Monday, May 5, 2014
A Peculiar People: Work by Talena Sanders
Tokens and Penalties, 2012, USA, 3:58, color, sound, HD
1. If the same dream occurs three times, then count it as a personal revelation, an individual prophecy.
2. Mysteries Of The Temple–Fearful Oaths And Secret Ceremonies–Saintly Privileges–Shocking Doings In Days Gone By–Whisperings Of Terrible Deeds–How The Mormons Mind Their Own Business–A New Name-Terrible And Revengeful Oaths–The Punishment Of The Apostate–Pains And Penalties Of Betrayal–The Mysterious Mark–Secret And Significant Signs–Eight Hours Of "Mystery”–I Justify Myself.
3. Besides this, every Mormon’s mouth was closed by the oath of that same temple—the penalty for breaking this oath was worded in the most startling and impressive way, a penalty which no one doubted would be sternly enforced. The throat of the traitor was to be cut from ear to ear; his heart and tongue to be cut out; and his bowels were—while he was yet living—to be torn from him.
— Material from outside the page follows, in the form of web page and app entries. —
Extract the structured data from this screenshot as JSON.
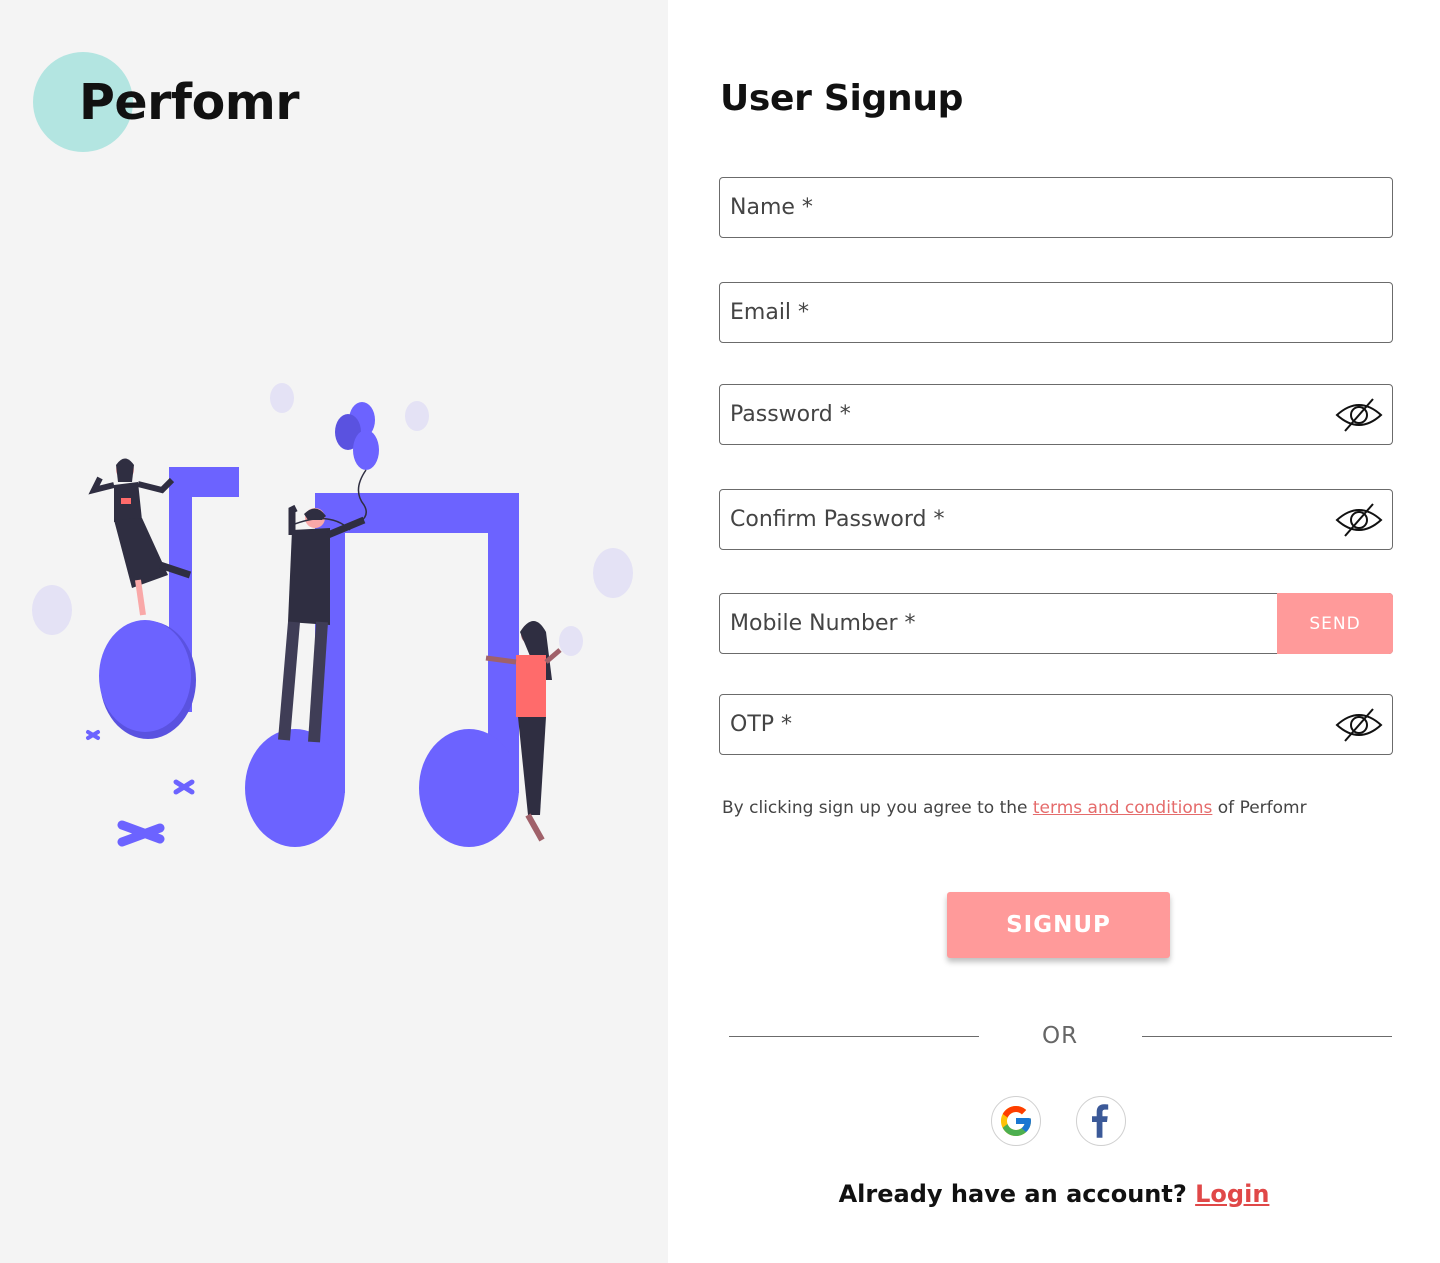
{
  "brand": {
    "name": "Perfomr",
    "circle_color": "#b3e5e1"
  },
  "form": {
    "title": "User Signup",
    "name_placeholder": "Name *",
    "email_placeholder": "Email *",
    "password_placeholder": "Password *",
    "confirm_password_placeholder": "Confirm Password *",
    "mobile_placeholder": "Mobile Number *",
    "send_label": "SEND",
    "otp_placeholder": "OTP *",
    "terms_prefix": "By clicking sign up you agree to the ",
    "terms_link": "terms and conditions",
    "terms_suffix": " of Perfomr",
    "signup_label": "SIGNUP",
    "or_label": "OR",
    "login_prompt": "Already have an account? ",
    "login_link": "Login"
  },
  "icons": {
    "password_toggle": "eye-slash-icon",
    "google": "google-icon",
    "facebook": "facebook-icon"
  },
  "colors": {
    "accent": "#ff9a9a",
    "link": "#e04848",
    "illustration": "#6c63ff",
    "left_panel_bg": "#f4f4f4"
  }
}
In the world to come, everlasting damnation would be his portion.
Liahona, 2013, USA, 69:30, black and white and color, sound, in English with Deseret Alphabet subtitles, 16mm transferred to HD
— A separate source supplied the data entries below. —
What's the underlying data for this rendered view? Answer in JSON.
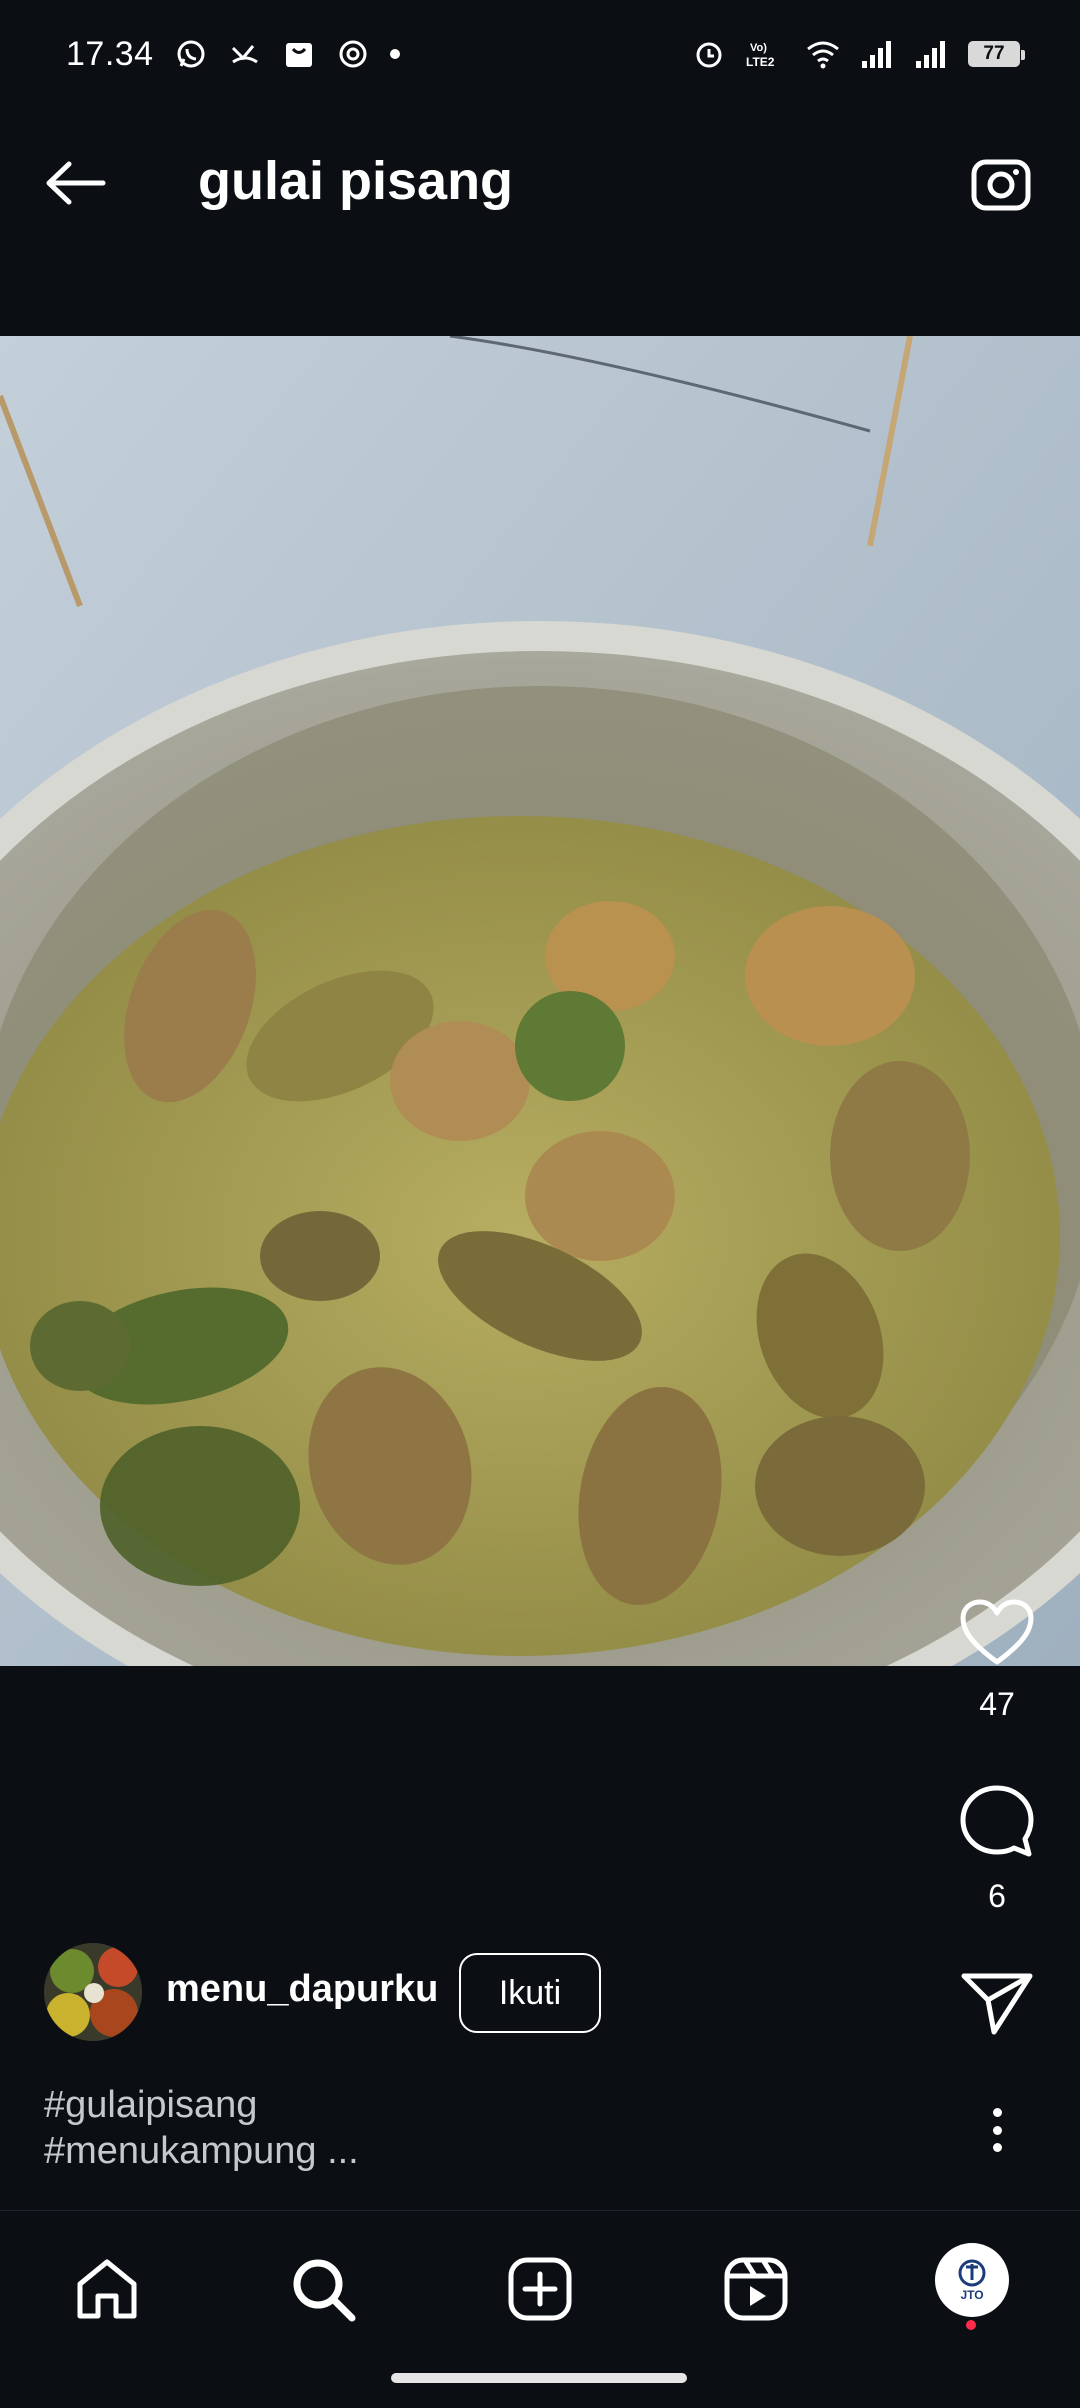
{
  "status_bar": {
    "time": "17.34",
    "battery": "77",
    "network_label": "LTE2"
  },
  "header": {
    "title": "gulai pisang"
  },
  "post": {
    "likes": "47",
    "comments": "6",
    "author": "menu_dapurku",
    "follow_label": "Ikuti",
    "caption_lines": [
      "#gulaipisang",
      "#menukampung ..."
    ]
  },
  "profile": {
    "initials": "JTO"
  },
  "colors": {
    "background": "#0b0f14",
    "text": "#ffffff",
    "caption": "#c6c9cc",
    "notification_dot": "#ff2d4b"
  }
}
Liahona is an experimental documentary examining the culture, history, and lived experience of the Church of Jesus Christ of Latter-day Saints, often referred to as the Mormon faith. The film creates a portrait of Mormonism through documentation of LDS cultural dominance in Utah, the suppressed history of folk magic in the early church, landmark Mormon life experiences, and Sanders’ personal history and connection to the church. Found media with the voices of outsiders and insiders illuminate a religion that intrigues many, but is seen as mysterious or inaccessible. Liahona shifts through perspectives on the faith – from reverence to questioning, presenting the complexities of the vast institution of Mormonism contrasted with tenuous individual faith.
“…an arresting, deceptively low-key indictment of Mormonism…” -Tony Pipolo, ArtForum
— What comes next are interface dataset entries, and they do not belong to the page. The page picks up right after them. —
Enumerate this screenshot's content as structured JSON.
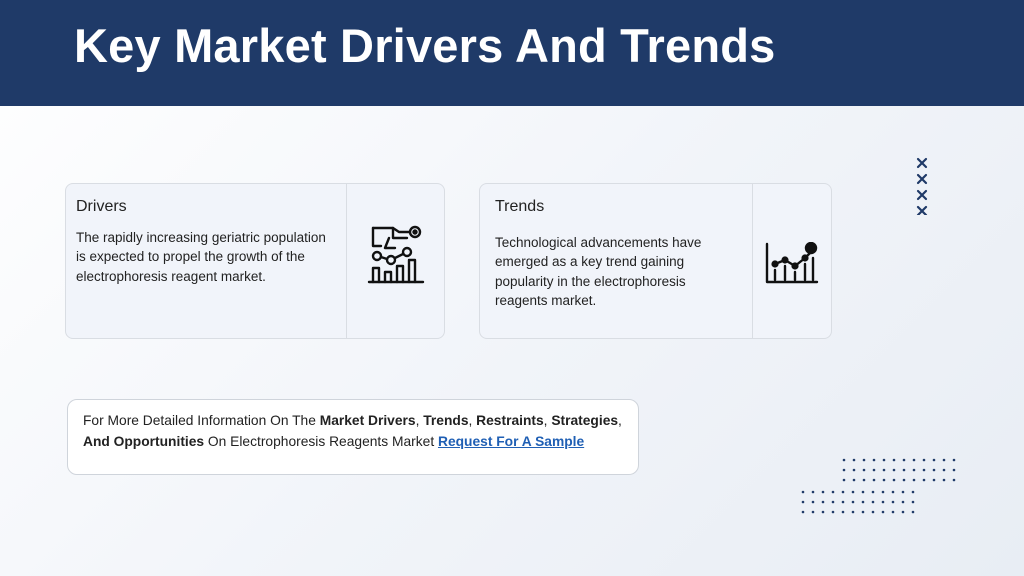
{
  "header": {
    "title": "Key Market Drivers And Trends"
  },
  "colors": {
    "header_bg": "#1f3a68",
    "link": "#1f5fb4",
    "card_bg": "#f1f4fa",
    "decor": "#1f3a68"
  },
  "cards": [
    {
      "heading": "Drivers",
      "text": "The rapidly increasing geriatric population is expected to propel the growth of the electrophoresis reagent market.",
      "icon": "hand-chart-icon"
    },
    {
      "heading": "Trends",
      "text": "Technological advancements have emerged as a key trend gaining popularity in the electrophoresis reagents market.",
      "icon": "trend-chart-icon"
    }
  ],
  "info": {
    "t1": "For More Detailed Information On The ",
    "b1": "Market Drivers",
    "t2": ", ",
    "b2": "Trends",
    "t3": ", ",
    "b3": "Restraints",
    "t4": ", ",
    "b4": "Strategies",
    "t5": ", ",
    "b5": "And Opportunities",
    "t6": " On Electrophoresis Reagents Market  ",
    "link": "Request For A Sample"
  }
}
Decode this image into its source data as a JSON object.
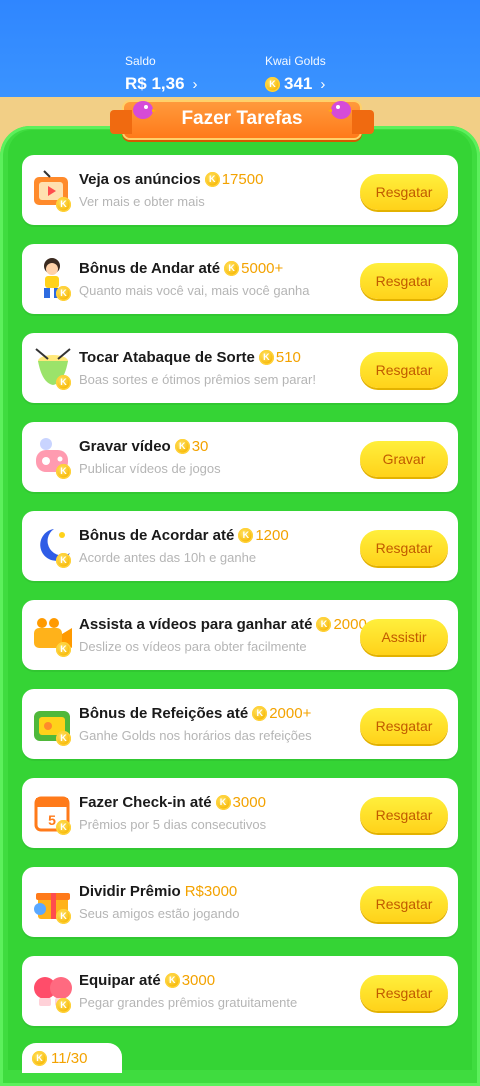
{
  "header": {
    "saldo_label": "Saldo",
    "saldo_value": "R$ 1,36",
    "golds_label": "Kwai Golds",
    "golds_value": "341",
    "chevron": "›"
  },
  "banner": {
    "title": "Fazer Tarefas"
  },
  "tasks": [
    {
      "title": "Veja os anúncios",
      "reward": "17500",
      "subtitle": "Ver mais e obter mais",
      "button": "Resgatar",
      "icon": "tv-icon"
    },
    {
      "title": "Bônus de Andar até",
      "reward": "5000+",
      "subtitle": "Quanto mais você vai, mais você ganha",
      "button": "Resgatar",
      "icon": "walking-boy-icon"
    },
    {
      "title": "Tocar Atabaque de Sorte",
      "reward": "510",
      "subtitle": "Boas sortes e ótimos prêmios sem parar!",
      "button": "Resgatar",
      "icon": "drum-icon"
    },
    {
      "title": "Gravar vídeo",
      "reward": "30",
      "subtitle": "Publicar vídeos de jogos",
      "button": "Gravar",
      "icon": "gamepad-icon"
    },
    {
      "title": "Bônus de Acordar até",
      "reward": "1200",
      "subtitle": "Acorde antes das 10h e ganhe",
      "button": "Resgatar",
      "icon": "moon-icon"
    },
    {
      "title": "Assista a vídeos para ganhar até",
      "reward": "2000",
      "subtitle": "Deslize os vídeos para obter facilmente",
      "button": "Assistir",
      "icon": "camera-icon"
    },
    {
      "title": "Bônus de Refeições até",
      "reward": "2000+",
      "subtitle": "Ganhe Golds nos horários das refeições",
      "button": "Resgatar",
      "icon": "lunchbox-icon"
    },
    {
      "title": "Fazer Check-in até",
      "reward": "3000",
      "subtitle": "Prêmios por 5 dias consecutivos",
      "button": "Resgatar",
      "icon": "calendar-icon"
    },
    {
      "title": "Dividir Prêmio",
      "reward": "R$3000",
      "subtitle": "Seus amigos estão jogando",
      "button": "Resgatar",
      "icon": "gift-icon"
    },
    {
      "title": "Equipar até",
      "reward": "3000",
      "subtitle": "Pegar grandes prêmios gratuitamente",
      "button": "Resgatar",
      "icon": "boxing-gloves-icon"
    }
  ],
  "footer": {
    "progress": "11/30"
  }
}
Talena Sanders is a filmmaker and interdisciplinary artist interested in the development of individual and collective senses of identity in the context of religious and affinity groups. Through examining the influences of visual and material culture, dress and adornment, and geographic place, her work seeks to understand the ways in which people produce their self-worth within and against social institutions. A recent graduate from Duke University’s MFA in Experimental and Documentary Arts program, her work has been screened, exhibited, and collected internationally, including at the New York Film Festival Views from the Avant-Garde, Crossroads, Media City Film Festival, Black Box at Edinburgh International Film Festival. She is a proud Kentuckian, lives in Durham, NC and is teaching at Duke University.